## Problem to work on
Wherever the string "logged" appears in the entries below, return the line that holds it.

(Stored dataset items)
++++
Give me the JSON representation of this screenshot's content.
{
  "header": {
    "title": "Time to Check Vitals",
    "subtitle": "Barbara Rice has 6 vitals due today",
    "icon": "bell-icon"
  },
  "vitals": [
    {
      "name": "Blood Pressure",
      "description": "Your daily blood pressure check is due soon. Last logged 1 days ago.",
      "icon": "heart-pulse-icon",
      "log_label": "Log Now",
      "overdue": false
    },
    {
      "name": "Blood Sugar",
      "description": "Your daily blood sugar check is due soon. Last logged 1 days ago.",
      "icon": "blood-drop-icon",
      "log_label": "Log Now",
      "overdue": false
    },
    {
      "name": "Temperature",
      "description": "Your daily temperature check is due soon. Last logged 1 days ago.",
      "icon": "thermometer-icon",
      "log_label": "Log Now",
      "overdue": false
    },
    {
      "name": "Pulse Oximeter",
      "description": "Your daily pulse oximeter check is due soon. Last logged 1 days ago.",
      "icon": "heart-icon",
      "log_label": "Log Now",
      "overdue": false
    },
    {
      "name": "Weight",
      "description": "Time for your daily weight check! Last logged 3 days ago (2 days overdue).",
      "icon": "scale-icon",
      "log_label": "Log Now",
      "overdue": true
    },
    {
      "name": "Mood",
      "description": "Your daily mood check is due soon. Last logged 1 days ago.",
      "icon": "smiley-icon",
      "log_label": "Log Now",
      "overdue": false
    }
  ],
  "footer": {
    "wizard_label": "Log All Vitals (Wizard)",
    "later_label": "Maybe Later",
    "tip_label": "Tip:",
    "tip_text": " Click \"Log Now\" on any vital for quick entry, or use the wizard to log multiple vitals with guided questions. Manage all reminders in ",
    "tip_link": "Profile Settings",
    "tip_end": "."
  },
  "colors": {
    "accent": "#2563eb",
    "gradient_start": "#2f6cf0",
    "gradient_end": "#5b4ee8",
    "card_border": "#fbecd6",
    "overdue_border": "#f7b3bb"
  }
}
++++
## Written solution
      "description": "Your daily blood pressure check is due soon. Last logged 1 days ago.",
      "description": "Your daily blood sugar check is due soon. Last logged 1 days ago.",
      "description": "Your daily temperature check is due soon. Last logged 1 days ago.",
      "description": "Your daily pulse oximeter check is due soon. Last logged 1 days ago.",
      "description": "Time for your daily weight check! Last logged 3 days ago (2 days overdue).",
      "description": "Your daily mood check is due soon. Last logged 1 days ago.",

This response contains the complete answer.